By 2010, crop projections worldwide are for 57.5 million more acres of cropland, requiring 3.5 million more tons of nitrogen. Where this extra nitrogen will come from is a good question, according to Stone.

If the Energy Independence and Security Act (EISA) and federal biofuel tax credits were to be rescinded, it would only reduce agricultural demand for nitrogen by 2 percent annually between 2008-2015.

Stone estimates that over the same time period industrial demand for nitrogen will grow by a minimum of 2 percednt annually, effectively mitigating any negative impacts felt by the reduced biofuel production.

Global demand for high protein meat will help drive demand for nitrogen in 2009 and beyond. In the U.S. 55 percent of all grain grown is used for livestock feed. Chicken requires 2.6 pounds of corn, soybean and ddg (distiller’s dry grain) to produce a pound of edible meat. Swine requires 6.5 and beef 7 pounds of grain per pound of meat. Demand for grain alone requires 3.5 million pounds of nitrogen in the U.S.

China’s decision to keep nitrogen fertilizer products made in China in the country has been a direct cause of price volatility in the U.S. Price volatility of nitrogen will likely continue on into 2009 as fertilizer dealers try to sell high cost mid-2008 products in a market in which prices have fallen dramatically.
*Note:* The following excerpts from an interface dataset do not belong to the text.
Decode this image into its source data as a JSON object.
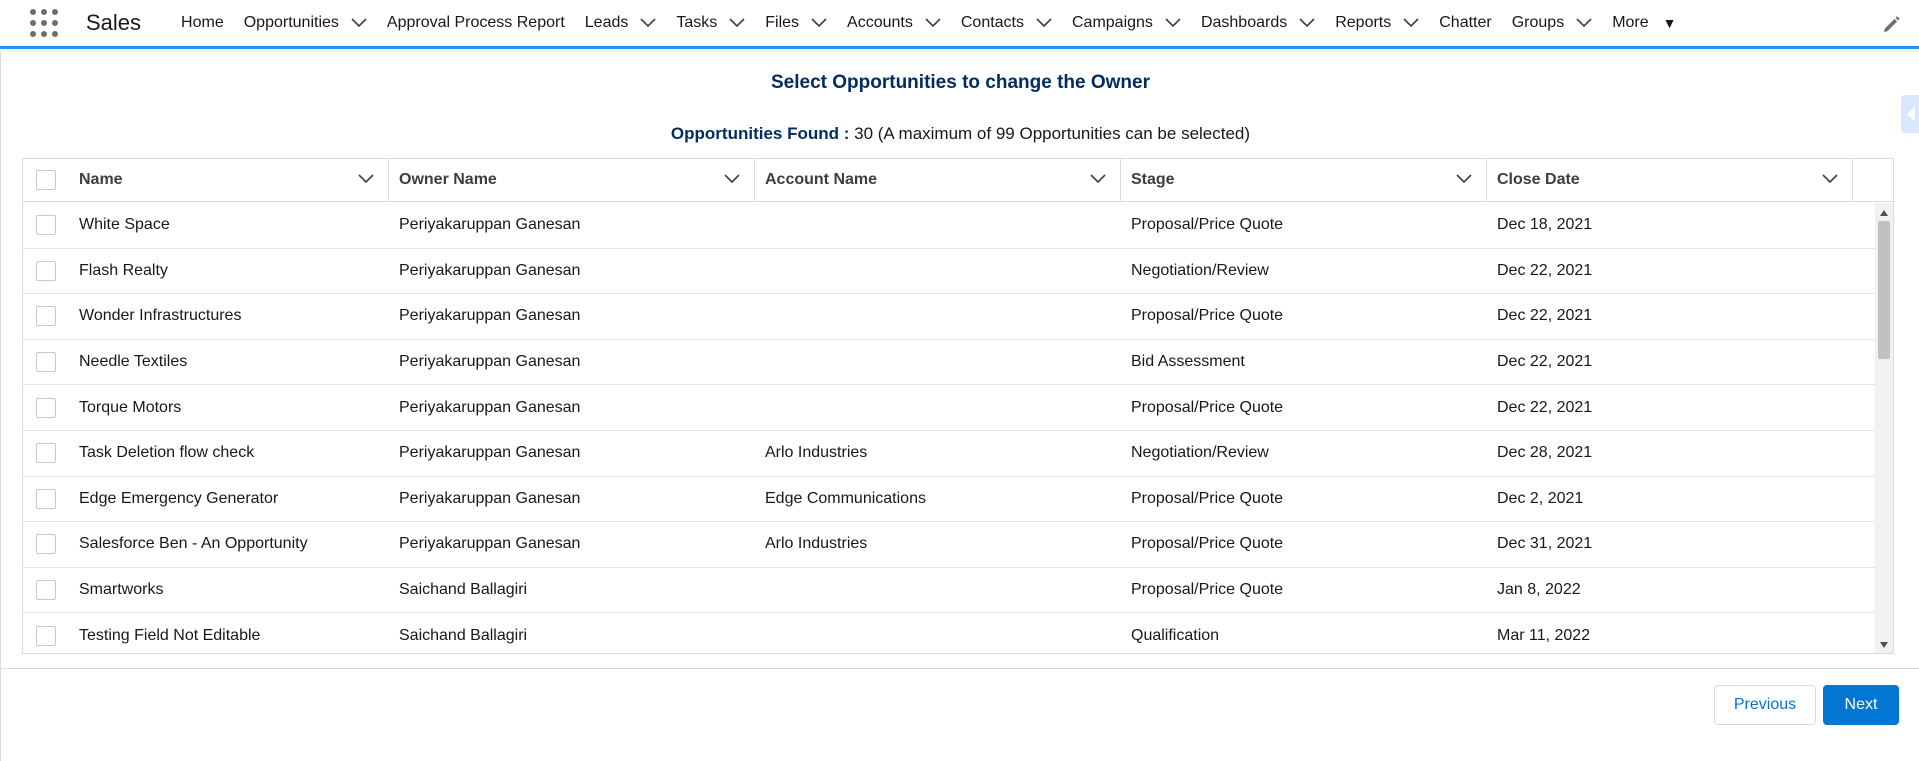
{
  "app": {
    "name": "Sales"
  },
  "nav": {
    "items": [
      {
        "label": "Home",
        "dropdown": false
      },
      {
        "label": "Opportunities",
        "dropdown": true
      },
      {
        "label": "Approval Process Report",
        "dropdown": false
      },
      {
        "label": "Leads",
        "dropdown": true
      },
      {
        "label": "Tasks",
        "dropdown": true
      },
      {
        "label": "Files",
        "dropdown": true
      },
      {
        "label": "Accounts",
        "dropdown": true
      },
      {
        "label": "Contacts",
        "dropdown": true
      },
      {
        "label": "Campaigns",
        "dropdown": true
      },
      {
        "label": "Dashboards",
        "dropdown": true
      },
      {
        "label": "Reports",
        "dropdown": true
      },
      {
        "label": "Chatter",
        "dropdown": false
      },
      {
        "label": "Groups",
        "dropdown": true
      },
      {
        "label": "More",
        "dropdown": false
      }
    ],
    "icons": {
      "launcher": "app-launcher-icon",
      "edit": "pencil-icon"
    }
  },
  "page": {
    "title": "Select Opportunities to change the Owner",
    "found_label": "Opportunities Found :",
    "found_value": "30 (A maximum of 99 Opportunities can be selected)"
  },
  "table": {
    "columns": [
      "Name",
      "Owner Name",
      "Account Name",
      "Stage",
      "Close Date"
    ],
    "rows": [
      {
        "name": "White Space",
        "owner": "Periyakaruppan Ganesan",
        "account": "",
        "stage": "Proposal/Price Quote",
        "close": "Dec 18, 2021"
      },
      {
        "name": "Flash Realty",
        "owner": "Periyakaruppan Ganesan",
        "account": "",
        "stage": "Negotiation/Review",
        "close": "Dec 22, 2021"
      },
      {
        "name": "Wonder Infrastructures",
        "owner": "Periyakaruppan Ganesan",
        "account": "",
        "stage": "Proposal/Price Quote",
        "close": "Dec 22, 2021"
      },
      {
        "name": "Needle Textiles",
        "owner": "Periyakaruppan Ganesan",
        "account": "",
        "stage": "Bid Assessment",
        "close": "Dec 22, 2021"
      },
      {
        "name": "Torque Motors",
        "owner": "Periyakaruppan Ganesan",
        "account": "",
        "stage": "Proposal/Price Quote",
        "close": "Dec 22, 2021"
      },
      {
        "name": "Task Deletion flow check",
        "owner": "Periyakaruppan Ganesan",
        "account": "Arlo Industries",
        "stage": "Negotiation/Review",
        "close": "Dec 28, 2021"
      },
      {
        "name": "Edge Emergency Generator",
        "owner": "Periyakaruppan Ganesan",
        "account": "Edge Communications",
        "stage": "Proposal/Price Quote",
        "close": "Dec 2, 2021"
      },
      {
        "name": "Salesforce Ben - An Opportunity",
        "owner": "Periyakaruppan Ganesan",
        "account": "Arlo Industries",
        "stage": "Proposal/Price Quote",
        "close": "Dec 31, 2021"
      },
      {
        "name": "Smartworks",
        "owner": "Saichand Ballagiri",
        "account": "",
        "stage": "Proposal/Price Quote",
        "close": "Jan 8, 2022"
      },
      {
        "name": "Testing Field Not Editable",
        "owner": "Saichand Ballagiri",
        "account": "",
        "stage": "Qualification",
        "close": "Mar 11, 2022"
      }
    ]
  },
  "footer": {
    "previous_label": "Previous",
    "next_label": "Next"
  },
  "colors": {
    "accent": "#1b96ff",
    "brand": "#0176d3",
    "title": "#032d60"
  }
}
In October 2008, China raised its export duties on nitrogen fertilizer and synthetic ammonia from 100 percent to 150 percent. The new export duty rate will be in effect at least until the end of this year. The export duty on fertilizers not containing nitrogen will remain unchanged at 100 percent.

This in effect took China out of the nitrogen export market, and it wasn’t a complete surprise to the fertilizer industry. In April 2008, the Chinese government imposed an ad hoc export duty on mineral fertilizers until Sept. 30 with the aim of stemming chemical fertilizer exports from the country at the height of the Chinese agricultural season.

Since the start of April, when China levied export duties on mineral fertilizers, world ammonia prices have surged by 59 percent, those of carbamide have increased by 98 percent and those of ammonium nitrate have surged by 93 percent.

For example, the price of ammonia fell from Nov. 1 to Nov. 15 from $530 a ton to $350 a ton. In that same time period oil prices fell by $10 per barrel. Stone stresses that nitrogen costs are closely linked to oil prices on a worldwide basis.

Stone says tight nitrogen supply and demand balance will be directly influenced by different drivers. Supply in 2009, he says, will be driven by:

• Imports will be the key driver in supply availability.

• Lack of Chinese export volumes will continue to keep a tight balance in the market and raise prices to high levels.

Demand for all nitrogen products, he says, will be driven by strong planting expectations for 2009 and rising industrial usage.

Global grain demand also will be a strong global driver of nitrogen demand. Factors directly influencing global grain demand include:

• Historically low global stocks-to-use ratios

• Biofuels driving grain requirements.

• Rising income levels improve diets for a growing population.

The nitrogen outlook for 2009, Stone says, depends on U.S. prices, which need to be competitive with global markets to attract both urea and UAN import volumes. Tight supply and demand balances should mean higher prices for nitrogen as growers begin to purchase fertilizer for their 2009 crops.